Exercise directions: From the entries provided below, copy each line that contains the word "thumbnail".

Start of Records for the exercise

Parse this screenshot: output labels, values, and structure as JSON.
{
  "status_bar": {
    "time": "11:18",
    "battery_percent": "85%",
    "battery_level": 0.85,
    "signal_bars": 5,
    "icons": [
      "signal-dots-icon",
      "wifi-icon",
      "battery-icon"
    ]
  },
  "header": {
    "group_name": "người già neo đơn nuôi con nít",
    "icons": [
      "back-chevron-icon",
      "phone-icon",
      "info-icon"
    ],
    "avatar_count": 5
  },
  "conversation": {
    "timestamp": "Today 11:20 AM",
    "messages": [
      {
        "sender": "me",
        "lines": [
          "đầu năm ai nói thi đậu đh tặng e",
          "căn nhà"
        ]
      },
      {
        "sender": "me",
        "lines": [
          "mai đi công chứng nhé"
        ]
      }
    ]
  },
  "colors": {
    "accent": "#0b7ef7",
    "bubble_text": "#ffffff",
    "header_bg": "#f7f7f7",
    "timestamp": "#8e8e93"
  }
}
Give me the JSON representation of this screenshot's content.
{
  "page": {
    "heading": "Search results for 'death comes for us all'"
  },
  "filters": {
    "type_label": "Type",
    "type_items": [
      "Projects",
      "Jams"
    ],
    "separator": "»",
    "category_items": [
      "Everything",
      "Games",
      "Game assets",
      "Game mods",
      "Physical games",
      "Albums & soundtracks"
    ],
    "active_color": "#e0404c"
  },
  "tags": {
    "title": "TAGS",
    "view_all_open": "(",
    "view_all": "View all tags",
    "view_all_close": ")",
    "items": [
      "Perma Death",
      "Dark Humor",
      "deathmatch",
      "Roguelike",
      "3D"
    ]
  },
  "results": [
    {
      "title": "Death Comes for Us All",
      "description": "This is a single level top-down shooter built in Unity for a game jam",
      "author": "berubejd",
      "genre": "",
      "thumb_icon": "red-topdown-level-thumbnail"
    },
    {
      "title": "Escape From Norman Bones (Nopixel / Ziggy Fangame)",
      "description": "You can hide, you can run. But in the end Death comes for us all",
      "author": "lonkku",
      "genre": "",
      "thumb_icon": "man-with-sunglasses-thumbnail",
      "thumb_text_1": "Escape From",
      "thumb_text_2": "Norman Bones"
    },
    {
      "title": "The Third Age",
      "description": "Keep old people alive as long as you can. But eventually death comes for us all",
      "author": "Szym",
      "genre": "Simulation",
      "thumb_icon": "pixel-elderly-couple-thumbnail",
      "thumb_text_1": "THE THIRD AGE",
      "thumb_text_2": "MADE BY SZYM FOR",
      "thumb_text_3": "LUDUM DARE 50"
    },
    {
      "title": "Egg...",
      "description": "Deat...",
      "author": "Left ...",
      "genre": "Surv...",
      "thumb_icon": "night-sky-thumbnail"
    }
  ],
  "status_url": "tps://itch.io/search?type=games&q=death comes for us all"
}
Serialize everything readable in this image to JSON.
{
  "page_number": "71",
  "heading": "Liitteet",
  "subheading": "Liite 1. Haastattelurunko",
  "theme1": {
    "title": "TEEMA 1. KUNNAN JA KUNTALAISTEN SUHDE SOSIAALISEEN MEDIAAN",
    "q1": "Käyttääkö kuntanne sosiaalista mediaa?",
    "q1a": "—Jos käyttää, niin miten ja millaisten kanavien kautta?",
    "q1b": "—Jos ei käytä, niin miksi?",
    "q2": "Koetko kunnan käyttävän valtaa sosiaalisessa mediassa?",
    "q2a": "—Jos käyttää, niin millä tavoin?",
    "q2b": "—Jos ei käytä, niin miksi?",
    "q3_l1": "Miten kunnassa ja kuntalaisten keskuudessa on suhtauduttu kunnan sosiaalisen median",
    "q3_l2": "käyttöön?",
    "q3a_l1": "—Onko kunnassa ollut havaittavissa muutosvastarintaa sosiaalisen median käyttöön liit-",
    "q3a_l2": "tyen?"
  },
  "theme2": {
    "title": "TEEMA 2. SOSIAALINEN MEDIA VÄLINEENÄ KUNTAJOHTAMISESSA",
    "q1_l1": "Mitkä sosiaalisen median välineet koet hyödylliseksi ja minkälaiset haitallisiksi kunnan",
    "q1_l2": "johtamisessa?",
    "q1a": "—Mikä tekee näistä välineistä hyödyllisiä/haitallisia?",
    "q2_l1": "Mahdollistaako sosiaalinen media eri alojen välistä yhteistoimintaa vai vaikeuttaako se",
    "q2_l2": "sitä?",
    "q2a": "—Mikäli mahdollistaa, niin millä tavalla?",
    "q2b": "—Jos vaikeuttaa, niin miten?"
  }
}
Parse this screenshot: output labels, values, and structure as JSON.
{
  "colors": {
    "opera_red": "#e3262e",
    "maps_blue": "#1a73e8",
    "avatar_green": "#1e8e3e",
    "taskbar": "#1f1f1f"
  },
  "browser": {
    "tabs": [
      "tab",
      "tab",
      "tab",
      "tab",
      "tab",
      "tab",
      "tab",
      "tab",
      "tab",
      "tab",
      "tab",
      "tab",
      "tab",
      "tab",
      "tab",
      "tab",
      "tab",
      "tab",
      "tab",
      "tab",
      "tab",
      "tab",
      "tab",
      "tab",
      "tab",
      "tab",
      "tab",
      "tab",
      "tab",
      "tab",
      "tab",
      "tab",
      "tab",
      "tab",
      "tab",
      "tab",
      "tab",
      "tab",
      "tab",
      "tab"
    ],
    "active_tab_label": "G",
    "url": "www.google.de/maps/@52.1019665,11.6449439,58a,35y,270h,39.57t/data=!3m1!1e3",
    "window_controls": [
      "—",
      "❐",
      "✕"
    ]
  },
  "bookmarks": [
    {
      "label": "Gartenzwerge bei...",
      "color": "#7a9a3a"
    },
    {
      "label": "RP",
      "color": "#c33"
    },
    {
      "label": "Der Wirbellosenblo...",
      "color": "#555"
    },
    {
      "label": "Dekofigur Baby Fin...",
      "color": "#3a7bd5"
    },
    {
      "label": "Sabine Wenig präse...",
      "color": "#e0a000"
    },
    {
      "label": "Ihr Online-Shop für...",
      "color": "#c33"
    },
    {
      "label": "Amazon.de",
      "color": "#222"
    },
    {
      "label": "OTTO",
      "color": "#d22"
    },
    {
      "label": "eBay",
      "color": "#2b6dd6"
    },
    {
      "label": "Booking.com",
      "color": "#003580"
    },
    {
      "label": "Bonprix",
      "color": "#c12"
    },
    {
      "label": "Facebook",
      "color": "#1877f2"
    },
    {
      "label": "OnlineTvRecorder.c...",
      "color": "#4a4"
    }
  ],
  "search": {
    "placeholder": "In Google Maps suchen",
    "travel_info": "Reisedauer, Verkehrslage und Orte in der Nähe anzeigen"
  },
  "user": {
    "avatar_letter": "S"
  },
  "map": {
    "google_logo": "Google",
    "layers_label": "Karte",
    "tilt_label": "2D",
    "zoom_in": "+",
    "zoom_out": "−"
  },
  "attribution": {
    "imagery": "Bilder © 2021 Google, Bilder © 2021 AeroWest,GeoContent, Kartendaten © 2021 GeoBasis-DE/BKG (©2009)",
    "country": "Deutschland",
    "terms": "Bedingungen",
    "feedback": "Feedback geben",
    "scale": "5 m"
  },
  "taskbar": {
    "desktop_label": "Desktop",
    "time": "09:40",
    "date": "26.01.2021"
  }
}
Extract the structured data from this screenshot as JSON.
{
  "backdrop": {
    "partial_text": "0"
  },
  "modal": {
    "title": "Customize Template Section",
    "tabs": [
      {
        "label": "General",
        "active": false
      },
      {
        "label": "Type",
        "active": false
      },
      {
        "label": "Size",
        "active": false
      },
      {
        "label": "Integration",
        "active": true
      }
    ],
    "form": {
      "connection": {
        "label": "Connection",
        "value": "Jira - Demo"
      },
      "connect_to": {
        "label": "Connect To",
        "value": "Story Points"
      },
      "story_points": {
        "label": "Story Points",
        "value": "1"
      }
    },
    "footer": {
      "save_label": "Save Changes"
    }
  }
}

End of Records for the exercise

Completed task:
      "thumb_icon": "red-topdown-level-thumbnail"
      "thumb_icon": "man-with-sunglasses-thumbnail",
      "thumb_icon": "pixel-elderly-couple-thumbnail",
      "thumb_icon": "night-sky-thumbnail"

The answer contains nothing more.